### Exercise goal
All records are to be reproduced verbatim, with images omitted.

(Entries from a dataset of interfaces)
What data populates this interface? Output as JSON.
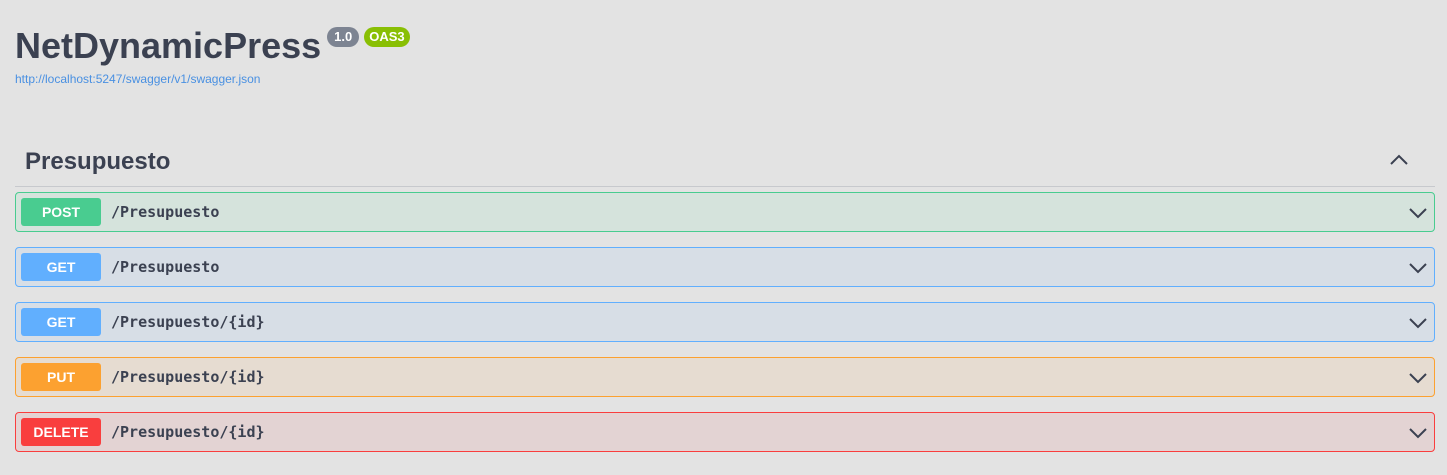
{
  "info": {
    "title": "NetDynamicPress",
    "version": "1.0",
    "oas_badge": "OAS3",
    "spec_url": "http://localhost:5247/swagger/v1/swagger.json"
  },
  "tag": {
    "name": "Presupuesto",
    "toggle_icon": "chevron-up-icon"
  },
  "operations": [
    {
      "method": "POST",
      "path": "/Presupuesto",
      "color": "#49cc90"
    },
    {
      "method": "GET",
      "path": "/Presupuesto",
      "color": "#61affe"
    },
    {
      "method": "GET",
      "path": "/Presupuesto/{id}",
      "color": "#61affe"
    },
    {
      "method": "PUT",
      "path": "/Presupuesto/{id}",
      "color": "#fca130"
    },
    {
      "method": "DELETE",
      "path": "/Presupuesto/{id}",
      "color": "#f93e3e"
    }
  ],
  "colors": {
    "background": "#e3e3e3",
    "text": "#3b4151",
    "link": "#4990e2",
    "version_badge": "#7d8492",
    "oas_badge": "#89bf04"
  }
}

### Your response
What data populates this interface? Output as JSON.
{
  "info": {
    "title": "NetDynamicPress",
    "version": "1.0",
    "oas_badge": "OAS3",
    "spec_url": "http://localhost:5247/swagger/v1/swagger.json"
  },
  "tag": {
    "name": "Presupuesto",
    "toggle_icon": "chevron-up-icon"
  },
  "operations": [
    {
      "method": "POST",
      "path": "/Presupuesto",
      "color": "#49cc90"
    },
    {
      "method": "GET",
      "path": "/Presupuesto",
      "color": "#61affe"
    },
    {
      "method": "GET",
      "path": "/Presupuesto/{id}",
      "color": "#61affe"
    },
    {
      "method": "PUT",
      "path": "/Presupuesto/{id}",
      "color": "#fca130"
    },
    {
      "method": "DELETE",
      "path": "/Presupuesto/{id}",
      "color": "#f93e3e"
    }
  ],
  "colors": {
    "background": "#e3e3e3",
    "text": "#3b4151",
    "link": "#4990e2",
    "version_badge": "#7d8492",
    "oas_badge": "#89bf04"
  }
}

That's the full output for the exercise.